Oh yes they would.
For proof, consider the survey conducted last year by Common Cause. The reform advocacy group asked candidates for state offices nine questions about ethics, including this: "Will you support legislation that abolishes the legislative scholarship program, removing elected officials from all aspects of awarding scholarships and transferring the funds to other state scholarship programs (with no reduction in scholarship money)?"
Seventy-eight percent of those surveyed said they would back such legislation. Among the yea-sayers were 23 of the 47 men and women who now hold Senate seats. Reform seemed imminent.
Yet during the just-concluded General Assembly session, when Sen. Paul G. Pinsky of Prince George's County introduced a proposal similar to Common Cause's question, 13 of those 23 yea-sayers said nay. They switched their stance, voting against the Pinsky proposal to kill the taxpayer-funded scholarship scam that Maryland legislators have made a patronage perk extraordinaire.

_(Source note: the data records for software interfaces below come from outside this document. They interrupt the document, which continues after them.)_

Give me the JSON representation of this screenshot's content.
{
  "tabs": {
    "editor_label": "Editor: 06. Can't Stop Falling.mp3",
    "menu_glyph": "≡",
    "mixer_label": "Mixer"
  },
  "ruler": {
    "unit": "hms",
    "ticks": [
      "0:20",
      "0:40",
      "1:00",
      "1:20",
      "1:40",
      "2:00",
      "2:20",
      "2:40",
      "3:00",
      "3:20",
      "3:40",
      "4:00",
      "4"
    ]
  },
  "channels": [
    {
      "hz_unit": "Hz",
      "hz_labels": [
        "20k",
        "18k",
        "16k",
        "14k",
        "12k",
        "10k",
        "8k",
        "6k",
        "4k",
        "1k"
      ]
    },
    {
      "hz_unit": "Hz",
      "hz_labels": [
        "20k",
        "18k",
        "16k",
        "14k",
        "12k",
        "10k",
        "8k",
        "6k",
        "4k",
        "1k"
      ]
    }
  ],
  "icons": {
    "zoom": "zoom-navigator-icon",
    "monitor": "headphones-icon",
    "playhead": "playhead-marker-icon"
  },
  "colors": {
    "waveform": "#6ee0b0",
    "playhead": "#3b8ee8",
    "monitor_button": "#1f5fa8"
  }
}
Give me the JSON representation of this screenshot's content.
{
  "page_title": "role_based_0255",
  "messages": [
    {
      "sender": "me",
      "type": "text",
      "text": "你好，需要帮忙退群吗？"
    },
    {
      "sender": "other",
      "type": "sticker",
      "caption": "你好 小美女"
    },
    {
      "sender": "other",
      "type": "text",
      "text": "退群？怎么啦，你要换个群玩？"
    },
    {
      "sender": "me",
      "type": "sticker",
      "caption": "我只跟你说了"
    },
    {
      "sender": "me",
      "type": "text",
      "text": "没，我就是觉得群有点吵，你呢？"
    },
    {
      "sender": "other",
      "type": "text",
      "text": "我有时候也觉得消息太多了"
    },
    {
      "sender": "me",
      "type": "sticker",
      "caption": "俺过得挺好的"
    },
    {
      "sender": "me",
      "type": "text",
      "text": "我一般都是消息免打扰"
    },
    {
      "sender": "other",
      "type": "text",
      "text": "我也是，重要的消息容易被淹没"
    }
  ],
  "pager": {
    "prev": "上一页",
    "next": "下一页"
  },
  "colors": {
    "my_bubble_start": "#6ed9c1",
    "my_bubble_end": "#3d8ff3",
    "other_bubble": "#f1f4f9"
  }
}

Only seven of the 23 senators -- Mr. Pinsky; David R. Craig of Harford County; Brian E. Frosh, Jean W. Roesser and Christopher Van Hollen Jr. of Montgomery County, and Martin G. Madden and Christopher J. McCabe of Howard County -- were as good as the word they gave while campaigning.
As for the 16 who said one thing to Common Cause and then another when the Pinsky measure reached the Senate floor, they are John C. Astle and C. Edward Middlebrooks of Anne Arundel County; Paula C. Hollinger and F. Vernon Boozer of Baltimore County; Richard F. Colburn of Dorchester County; Roy Dyson of St. Mary's County; Timothy R. Ferguson of Carroll County; Jennie M. Forehand and Patrick J. Hogan of Montgomery; John J. Hafer of Allegany County; Barbara A. Hoffman and John A. Pica Jr. of Baltimore City, and Thomas M. Middleton of Charles County.
Senate leaders such as President Thomas V. Mike Miller Jr. and Clarence W. Blount of Baltimore City have rightly taken a lot of heat for preventing scholarship reform. But they have not been the only culprits. They've had plenty of help, as was the case this year when reform efforts hit the usual Senate roadblock.
It's time these helpers likewise started taking some heat, especially the Switchable 16 who blocked a good chance for the reform they had claimed to support. Or were they just lying on that election-year questionnaire?